SQLPA Report

You’ll find the full demo report here.

8. Another way to display the comparison result:

Instead of printing the report, you can query the result from the following views:

  • DBA_ADVISOR_FINDINGS
  • DBA_ADVISOR_SQLPLANS
  • DBA_ADVISOR_SQLSTATS

9. Drop execution statistics, analysis tasks and the table

You can reset the task results:

begin
  dbms_sqlpa.reset_analysis_task(task_name=>'gark_spa_task');
end;
/
col TASK_NAME format a20
select execution_name,
       status,
       execution_end
  from DBA_ADVISOR_EXECUTIONS
 where task_name='gark_spa_task'
 order by execution_end;

no rows selected

As well as the task itself:

begin
 dbms_sqlpa.drop_analysis_task(task_name=>'gark_spa_task');
end;
/

col TASK_NAME format a14
col ADVISOR_NAME format a24
select TASK_NAME,
       ADVISOR_NAME,
       created
  from DBA_ADVISOR_TASKS
 where task_name='gark_spa_task';

no rows selected

Note that you can also:

  • cancel a running analysis task with the cancel_analysis_task procedure
  • interrupt a running analysis task with the interrupt_analysis_task procedure
  • resume an interrupted analysis task with the resume_analysis_task procedure

To clean the table and index we’ve used for this demo:

drop table gark cascade constraints purge;

10. Conclusion

This demonstration is very basic, but running the task on a test database with hundreds or thousands of queries won’t really be more complex — it simply might take more time.

SQL Performance Analyzer is very different from Database Replay. I’ll let you draw your own conclusions about the pros and cons:

  • You can easily capture the STS queries from AWR.
  • You don’t need to rebuild the test system (only the “SELECT” part of the INSERT/UPDATE/DELETE is executed).
  • The queries in a STS are only a sample of a real application workload.

For more details, see:

  • Oracle 11g Performance Tuning Guide – 23.SQL Performance Analyzer
  • Oracle 11g PL/SQL Types and Packages Reference – DBMS_SQLPA
  • Oracle 11g Reference

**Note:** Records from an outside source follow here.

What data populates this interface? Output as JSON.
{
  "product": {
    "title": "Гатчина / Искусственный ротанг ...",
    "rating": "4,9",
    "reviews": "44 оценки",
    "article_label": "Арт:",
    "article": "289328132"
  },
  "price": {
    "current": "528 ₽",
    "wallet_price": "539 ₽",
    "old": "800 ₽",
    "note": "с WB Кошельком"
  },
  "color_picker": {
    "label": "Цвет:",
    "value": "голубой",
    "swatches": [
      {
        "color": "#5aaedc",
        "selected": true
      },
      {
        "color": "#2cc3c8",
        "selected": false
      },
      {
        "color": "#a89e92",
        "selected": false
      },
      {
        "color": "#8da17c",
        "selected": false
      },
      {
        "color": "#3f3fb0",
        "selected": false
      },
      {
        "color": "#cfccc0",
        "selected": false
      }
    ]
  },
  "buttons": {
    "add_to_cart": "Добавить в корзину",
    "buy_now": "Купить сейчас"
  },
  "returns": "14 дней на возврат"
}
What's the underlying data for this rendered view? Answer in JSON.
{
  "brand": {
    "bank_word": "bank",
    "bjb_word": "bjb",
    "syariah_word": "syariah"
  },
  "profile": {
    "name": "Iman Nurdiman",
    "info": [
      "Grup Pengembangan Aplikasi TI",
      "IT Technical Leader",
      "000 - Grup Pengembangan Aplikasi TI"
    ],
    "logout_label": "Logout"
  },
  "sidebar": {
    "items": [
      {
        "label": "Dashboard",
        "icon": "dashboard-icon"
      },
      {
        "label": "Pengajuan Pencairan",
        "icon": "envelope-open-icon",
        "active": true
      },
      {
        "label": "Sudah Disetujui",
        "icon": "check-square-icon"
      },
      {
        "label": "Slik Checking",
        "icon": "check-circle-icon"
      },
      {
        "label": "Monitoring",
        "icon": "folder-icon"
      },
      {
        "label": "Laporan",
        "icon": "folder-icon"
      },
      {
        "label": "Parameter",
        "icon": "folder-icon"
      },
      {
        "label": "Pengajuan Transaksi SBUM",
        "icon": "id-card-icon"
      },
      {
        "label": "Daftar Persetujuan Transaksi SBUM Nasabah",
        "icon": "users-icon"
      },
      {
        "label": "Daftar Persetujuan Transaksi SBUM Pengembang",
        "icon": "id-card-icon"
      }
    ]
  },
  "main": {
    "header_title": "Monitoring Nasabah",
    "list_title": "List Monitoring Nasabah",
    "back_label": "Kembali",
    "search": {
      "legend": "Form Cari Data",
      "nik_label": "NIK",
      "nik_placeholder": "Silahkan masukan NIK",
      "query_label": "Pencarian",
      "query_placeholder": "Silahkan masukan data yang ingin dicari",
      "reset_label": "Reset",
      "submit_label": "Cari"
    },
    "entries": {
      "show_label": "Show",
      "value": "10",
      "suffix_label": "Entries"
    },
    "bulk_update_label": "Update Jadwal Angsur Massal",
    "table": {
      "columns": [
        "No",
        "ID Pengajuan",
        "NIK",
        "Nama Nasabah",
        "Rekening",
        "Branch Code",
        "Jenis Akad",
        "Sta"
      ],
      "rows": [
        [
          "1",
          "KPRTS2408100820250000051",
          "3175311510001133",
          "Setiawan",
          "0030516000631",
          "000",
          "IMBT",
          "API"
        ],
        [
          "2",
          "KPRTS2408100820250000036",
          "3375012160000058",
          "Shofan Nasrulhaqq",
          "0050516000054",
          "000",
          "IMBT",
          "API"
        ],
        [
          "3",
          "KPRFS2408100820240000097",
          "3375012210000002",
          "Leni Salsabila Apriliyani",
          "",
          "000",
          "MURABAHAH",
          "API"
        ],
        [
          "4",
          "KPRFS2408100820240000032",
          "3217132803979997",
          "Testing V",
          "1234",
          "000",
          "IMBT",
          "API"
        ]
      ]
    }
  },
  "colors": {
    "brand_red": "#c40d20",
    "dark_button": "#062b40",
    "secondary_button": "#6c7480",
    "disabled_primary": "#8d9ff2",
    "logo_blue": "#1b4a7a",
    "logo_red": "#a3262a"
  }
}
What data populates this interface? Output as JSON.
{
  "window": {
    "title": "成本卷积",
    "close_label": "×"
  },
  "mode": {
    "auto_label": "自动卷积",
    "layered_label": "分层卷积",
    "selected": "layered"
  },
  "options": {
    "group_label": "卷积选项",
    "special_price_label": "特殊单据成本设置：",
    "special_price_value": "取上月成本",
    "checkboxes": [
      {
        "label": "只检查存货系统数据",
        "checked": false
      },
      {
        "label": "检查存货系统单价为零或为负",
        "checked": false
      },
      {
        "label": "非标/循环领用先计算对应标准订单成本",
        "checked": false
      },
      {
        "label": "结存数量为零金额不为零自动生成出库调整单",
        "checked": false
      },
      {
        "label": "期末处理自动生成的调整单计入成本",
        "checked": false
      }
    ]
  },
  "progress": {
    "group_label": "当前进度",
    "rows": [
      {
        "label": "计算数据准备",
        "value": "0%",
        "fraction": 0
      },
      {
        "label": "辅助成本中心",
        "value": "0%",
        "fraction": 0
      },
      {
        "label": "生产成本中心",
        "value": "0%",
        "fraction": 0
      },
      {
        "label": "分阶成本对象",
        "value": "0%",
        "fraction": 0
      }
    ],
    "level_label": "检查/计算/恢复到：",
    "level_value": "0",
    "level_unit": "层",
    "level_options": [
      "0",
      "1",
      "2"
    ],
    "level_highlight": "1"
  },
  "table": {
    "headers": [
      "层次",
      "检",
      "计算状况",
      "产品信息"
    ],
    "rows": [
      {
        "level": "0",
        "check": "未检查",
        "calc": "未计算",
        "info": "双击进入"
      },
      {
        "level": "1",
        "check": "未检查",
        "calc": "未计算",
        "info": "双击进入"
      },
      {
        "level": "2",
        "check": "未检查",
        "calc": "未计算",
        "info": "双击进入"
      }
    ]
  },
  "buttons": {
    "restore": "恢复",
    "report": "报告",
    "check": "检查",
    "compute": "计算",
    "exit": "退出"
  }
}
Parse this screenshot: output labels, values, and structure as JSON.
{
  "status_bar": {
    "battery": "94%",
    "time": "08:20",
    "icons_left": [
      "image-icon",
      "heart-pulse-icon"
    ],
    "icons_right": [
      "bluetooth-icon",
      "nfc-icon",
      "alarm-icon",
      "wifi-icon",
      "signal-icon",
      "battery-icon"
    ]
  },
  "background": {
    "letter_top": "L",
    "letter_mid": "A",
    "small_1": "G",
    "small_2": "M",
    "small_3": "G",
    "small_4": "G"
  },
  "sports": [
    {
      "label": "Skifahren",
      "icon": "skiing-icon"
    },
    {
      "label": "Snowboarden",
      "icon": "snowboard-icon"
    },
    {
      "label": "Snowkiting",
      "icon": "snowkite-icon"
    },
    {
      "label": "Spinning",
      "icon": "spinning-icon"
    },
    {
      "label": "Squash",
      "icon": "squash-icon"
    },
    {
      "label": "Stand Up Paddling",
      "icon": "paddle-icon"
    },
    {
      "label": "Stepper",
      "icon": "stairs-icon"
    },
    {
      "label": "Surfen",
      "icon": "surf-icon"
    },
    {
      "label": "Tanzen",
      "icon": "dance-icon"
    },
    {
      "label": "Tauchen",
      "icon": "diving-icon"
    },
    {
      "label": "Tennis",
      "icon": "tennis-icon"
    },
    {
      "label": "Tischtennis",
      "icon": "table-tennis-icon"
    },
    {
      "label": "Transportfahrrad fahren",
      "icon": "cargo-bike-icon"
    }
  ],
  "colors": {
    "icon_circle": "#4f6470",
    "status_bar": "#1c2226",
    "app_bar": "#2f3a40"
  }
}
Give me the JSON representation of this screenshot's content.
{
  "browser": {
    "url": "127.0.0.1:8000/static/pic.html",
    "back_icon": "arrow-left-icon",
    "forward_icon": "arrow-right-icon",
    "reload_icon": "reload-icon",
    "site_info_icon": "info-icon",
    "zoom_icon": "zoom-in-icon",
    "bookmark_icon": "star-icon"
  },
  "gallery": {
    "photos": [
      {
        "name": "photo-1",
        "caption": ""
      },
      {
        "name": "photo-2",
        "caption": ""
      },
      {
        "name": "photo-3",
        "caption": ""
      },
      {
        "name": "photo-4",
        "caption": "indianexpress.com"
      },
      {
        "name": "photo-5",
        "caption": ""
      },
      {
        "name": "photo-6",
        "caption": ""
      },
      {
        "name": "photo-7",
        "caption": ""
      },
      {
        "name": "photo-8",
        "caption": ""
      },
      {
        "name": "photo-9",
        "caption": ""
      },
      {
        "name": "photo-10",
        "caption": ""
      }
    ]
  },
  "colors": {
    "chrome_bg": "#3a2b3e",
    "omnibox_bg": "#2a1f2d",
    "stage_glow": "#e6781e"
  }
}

So the good news is, it works pretty well, and my question is, would you buy it?

One Response to “Oracle 11g’s SQL Performance Analyzer”

Leave a Reply

  • (will not be published)

XHTML: You can use these tags: <a href="" title=""> <abbr title=""> <acronym title=""> <b> <blockquote cite=""> <cite> <code> <del datetime=""> <em> <i> <q cite=""> <strike> <strong>